### Task input
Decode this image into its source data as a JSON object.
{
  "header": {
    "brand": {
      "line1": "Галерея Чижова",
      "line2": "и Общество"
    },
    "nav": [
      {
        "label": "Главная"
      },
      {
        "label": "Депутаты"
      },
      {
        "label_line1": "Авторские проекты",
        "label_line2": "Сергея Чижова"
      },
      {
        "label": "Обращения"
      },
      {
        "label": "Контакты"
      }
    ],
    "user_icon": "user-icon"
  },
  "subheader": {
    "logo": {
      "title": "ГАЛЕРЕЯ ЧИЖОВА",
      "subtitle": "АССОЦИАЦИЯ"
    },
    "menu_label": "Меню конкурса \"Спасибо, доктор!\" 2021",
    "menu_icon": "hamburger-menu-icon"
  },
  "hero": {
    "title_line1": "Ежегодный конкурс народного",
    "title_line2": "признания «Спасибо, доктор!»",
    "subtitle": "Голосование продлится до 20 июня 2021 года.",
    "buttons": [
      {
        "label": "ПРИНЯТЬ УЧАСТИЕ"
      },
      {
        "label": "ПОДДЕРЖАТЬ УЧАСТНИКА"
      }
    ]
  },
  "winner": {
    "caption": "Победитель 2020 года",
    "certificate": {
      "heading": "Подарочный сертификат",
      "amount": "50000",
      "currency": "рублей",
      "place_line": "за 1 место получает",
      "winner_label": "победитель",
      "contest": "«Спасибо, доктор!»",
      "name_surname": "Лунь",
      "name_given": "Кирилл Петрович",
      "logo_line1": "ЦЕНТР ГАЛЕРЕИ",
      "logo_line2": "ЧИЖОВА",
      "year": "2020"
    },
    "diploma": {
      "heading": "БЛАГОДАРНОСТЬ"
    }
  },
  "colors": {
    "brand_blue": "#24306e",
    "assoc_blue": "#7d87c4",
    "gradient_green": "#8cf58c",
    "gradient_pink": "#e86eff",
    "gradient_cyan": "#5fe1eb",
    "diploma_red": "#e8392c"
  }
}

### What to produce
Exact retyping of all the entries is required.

### Answer to this problem
Decode this image into its source data as a JSON object.
{
  "header": {
    "brand": {
      "line1": "Галерея Чижова",
      "line2": "и Общество"
    },
    "nav": [
      {
        "label": "Главная"
      },
      {
        "label": "Депутаты"
      },
      {
        "label_line1": "Авторские проекты",
        "label_line2": "Сергея Чижова"
      },
      {
        "label": "Обращения"
      },
      {
        "label": "Контакты"
      }
    ],
    "user_icon": "user-icon"
  },
  "subheader": {
    "logo": {
      "title": "ГАЛЕРЕЯ ЧИЖОВА",
      "subtitle": "АССОЦИАЦИЯ"
    },
    "menu_label": "Меню конкурса \"Спасибо, доктор!\" 2021",
    "menu_icon": "hamburger-menu-icon"
  },
  "hero": {
    "title_line1": "Ежегодный конкурс народного",
    "title_line2": "признания «Спасибо, доктор!»",
    "subtitle": "Голосование продлится до 20 июня 2021 года.",
    "buttons": [
      {
        "label": "ПРИНЯТЬ УЧАСТИЕ"
      },
      {
        "label": "ПОДДЕРЖАТЬ УЧАСТНИКА"
      }
    ]
  },
  "winner": {
    "caption": "Победитель 2020 года",
    "certificate": {
      "heading": "Подарочный сертификат",
      "amount": "50000",
      "currency": "рублей",
      "place_line": "за 1 место получает",
      "winner_label": "победитель",
      "contest": "«Спасибо, доктор!»",
      "name_surname": "Лунь",
      "name_given": "Кирилл Петрович",
      "logo_line1": "ЦЕНТР ГАЛЕРЕИ",
      "logo_line2": "ЧИЖОВА",
      "year": "2020"
    },
    "diploma": {
      "heading": "БЛАГОДАРНОСТЬ"
    }
  },
  "colors": {
    "brand_blue": "#24306e",
    "assoc_blue": "#7d87c4",
    "gradient_green": "#8cf58c",
    "gradient_pink": "#e86eff",
    "gradient_cyan": "#5fe1eb",
    "diploma_red": "#e8392c"
  }
}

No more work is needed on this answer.